Compression Fracture

I was asked by a patient this week if her back pain was being caused due to a Compression Fracture. (Dr. Google suggested her symptoms might be due to a compression fracture!) Given her age and type of symptoms, probably not.

So what are compression fractures and who’s at risk?

In general terms, compression fractures are a result of osteoporosis. Osteoporosis is an age related condition where the bone density reduces as we age – causing weaker and brittle bones. You might have noted, when you visit a Physiotherapist we always ask about your age. We ask such questions because certain conditions are more prevalent in certain age groups. For example, it would be quite rare for a 25 year old female to be diagnosed with Osteoporosis, but a 60 year old female without a doubt will have some degree of Osteoporosis.

Compression fractures can essentially occur in any vertebral bone of the spine. However, they tend to occur most commonly in the Thoracic spine between the T10 – T12 vertebrae. Compression fractures are rarely seen above T7.

Compression fracture – Thoracic spine

Spinal Wedge Fractures

Vertebral fractures commonly result in a wedged shape vertebral body, as the bone in the front of the spine column collapses and loses height.Learn more: http://bit.ly/spinal-fracture
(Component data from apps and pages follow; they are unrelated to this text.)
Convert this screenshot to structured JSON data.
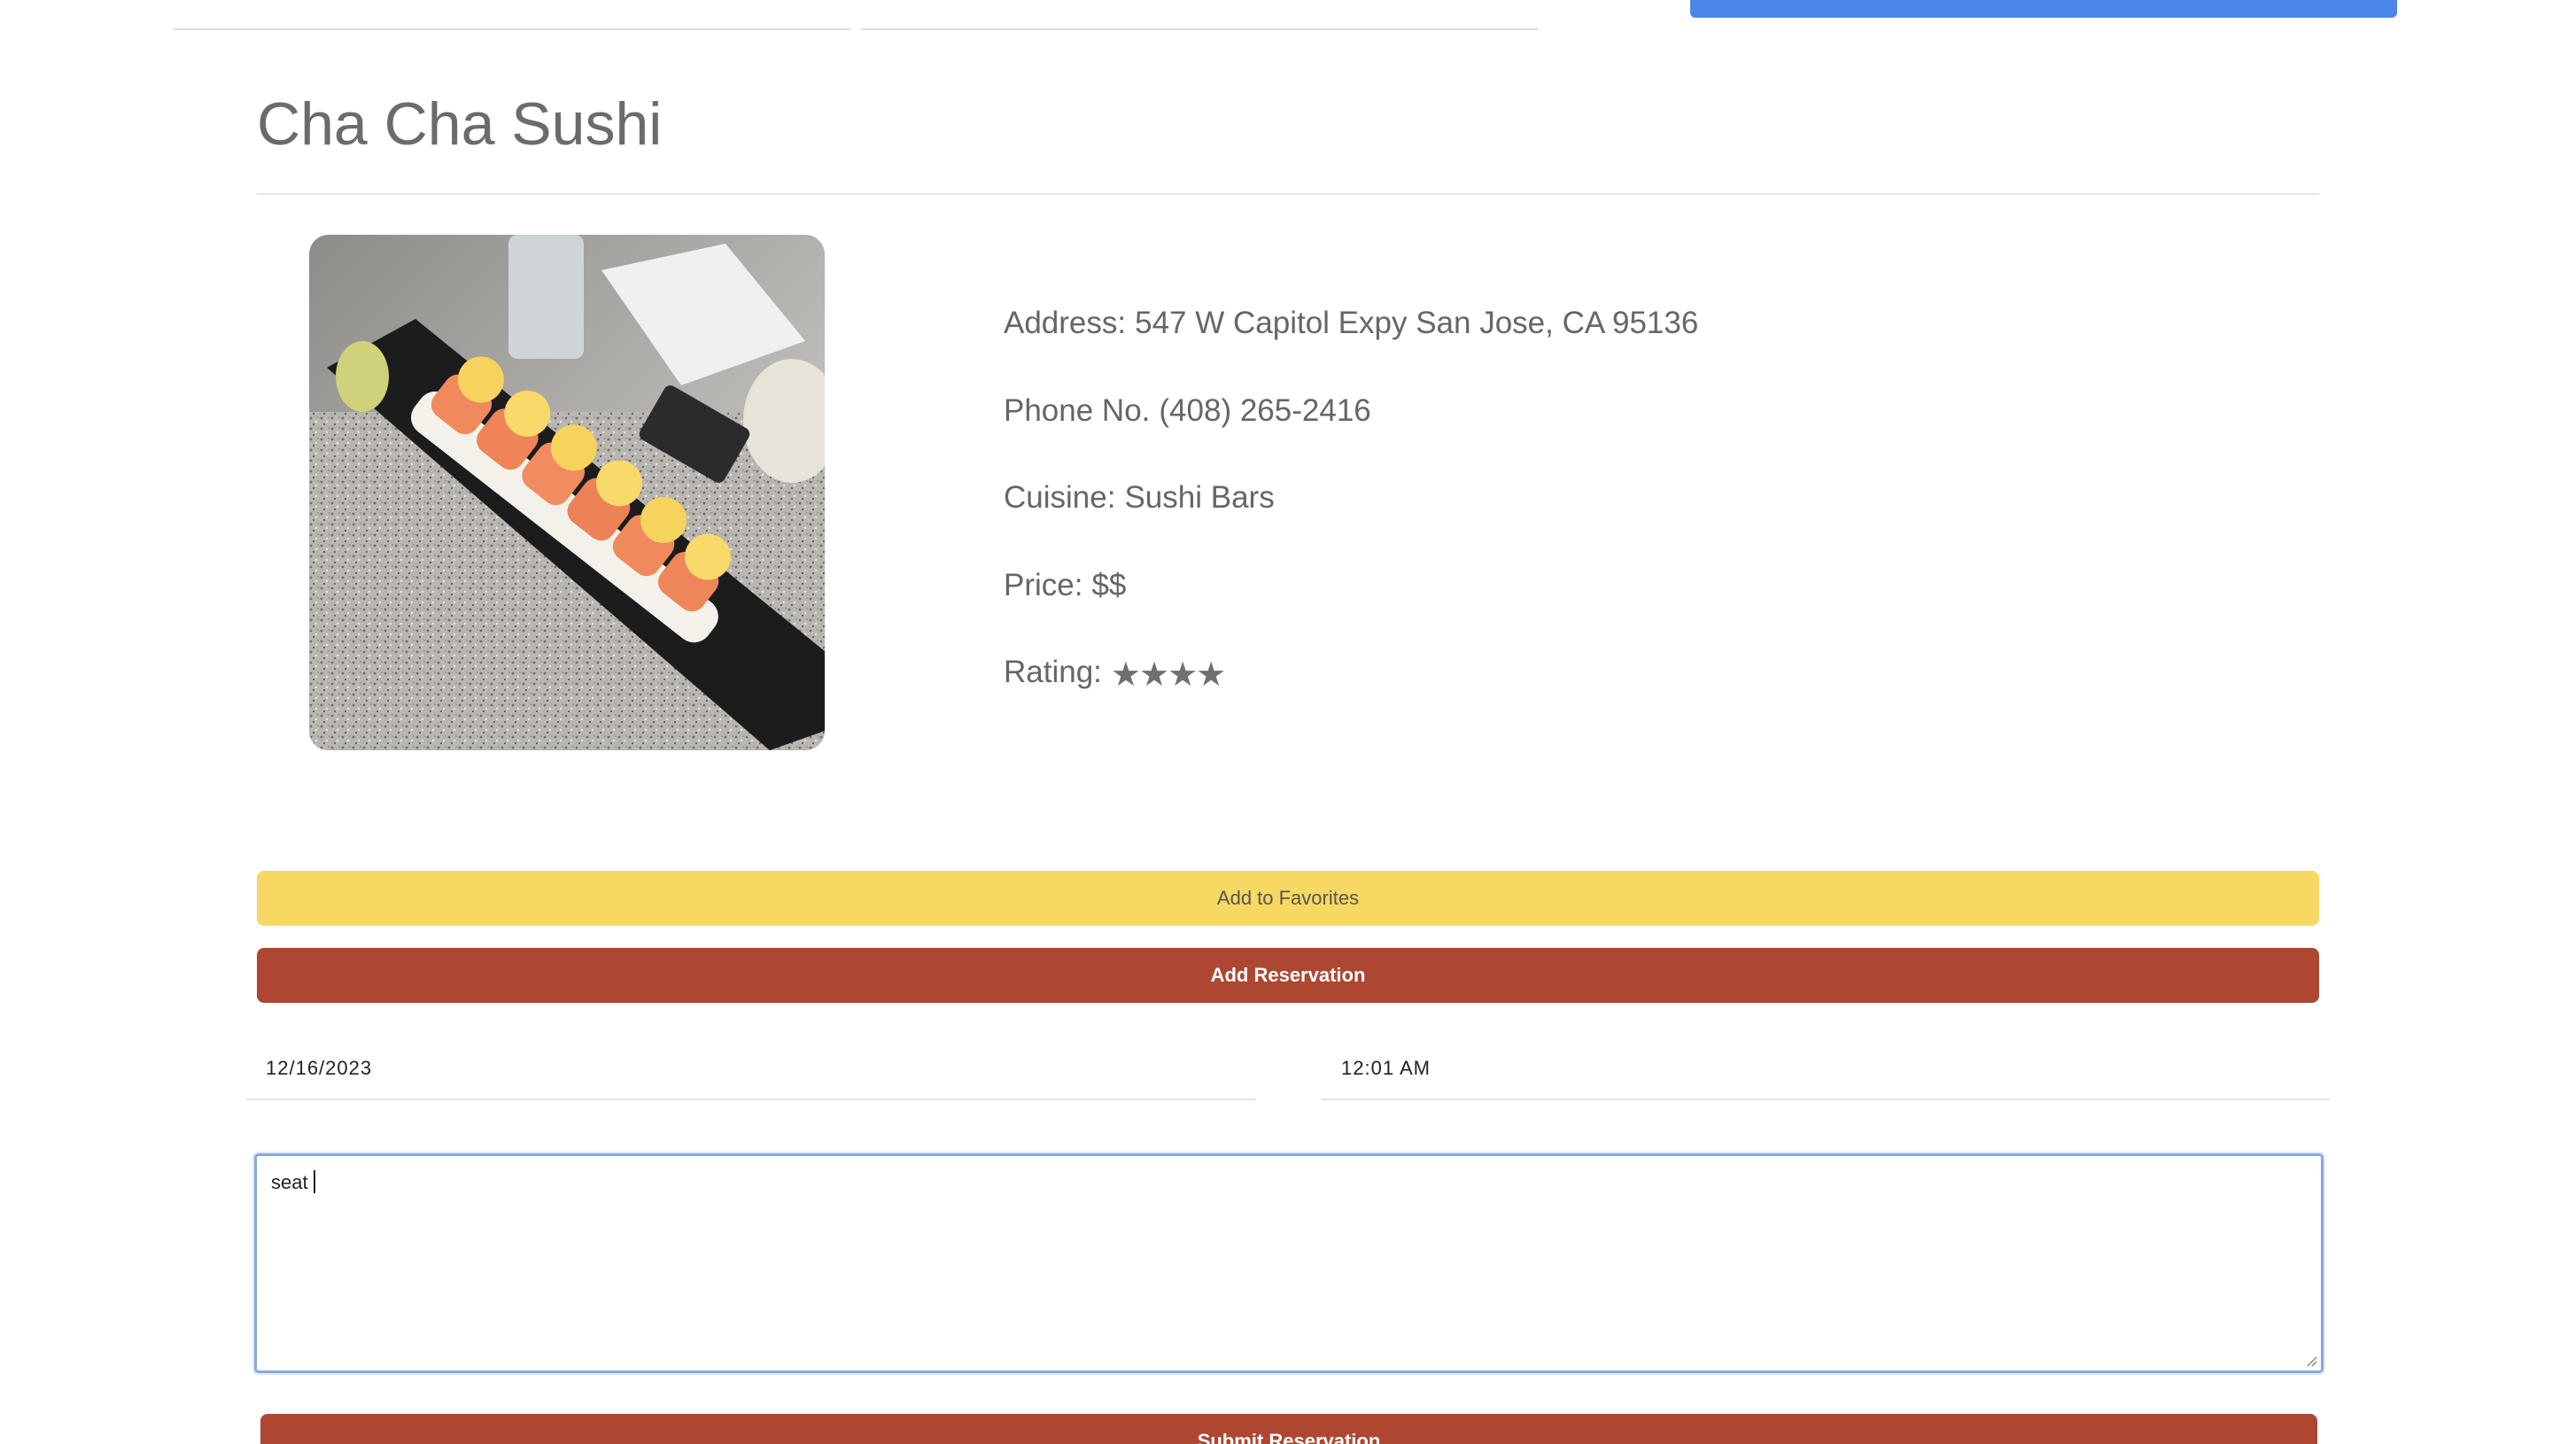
{
  "restaurant": {
    "name": "Cha Cha Sushi",
    "photo_icon": "sushi-photo",
    "address_label": "Address:",
    "address": "547 W Capitol Expy San Jose, CA 95136",
    "phone_label": "Phone No.",
    "phone": "(408) 265-2416",
    "cuisine_label": "Cuisine:",
    "cuisine": "Sushi Bars",
    "price_label": "Price:",
    "price": "$$",
    "rating_label": "Rating:",
    "rating_stars": 4
  },
  "actions": {
    "favorites_label": "Add to Favorites",
    "reservation_label": "Add Reservation",
    "submit_label": "Submit Reservation"
  },
  "reservation": {
    "date": "12/16/2023",
    "time": "12:01 AM",
    "note": "seat"
  },
  "colors": {
    "favorites_button": "#f7d863",
    "reservation_button": "#ad4732",
    "top_button": "#4a86e8",
    "focus_border": "#8aa7e0"
  }
}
Posted by Spine-health on Wednesday, 22 February 2017

Ajit Singh Lamba
Physiotherapist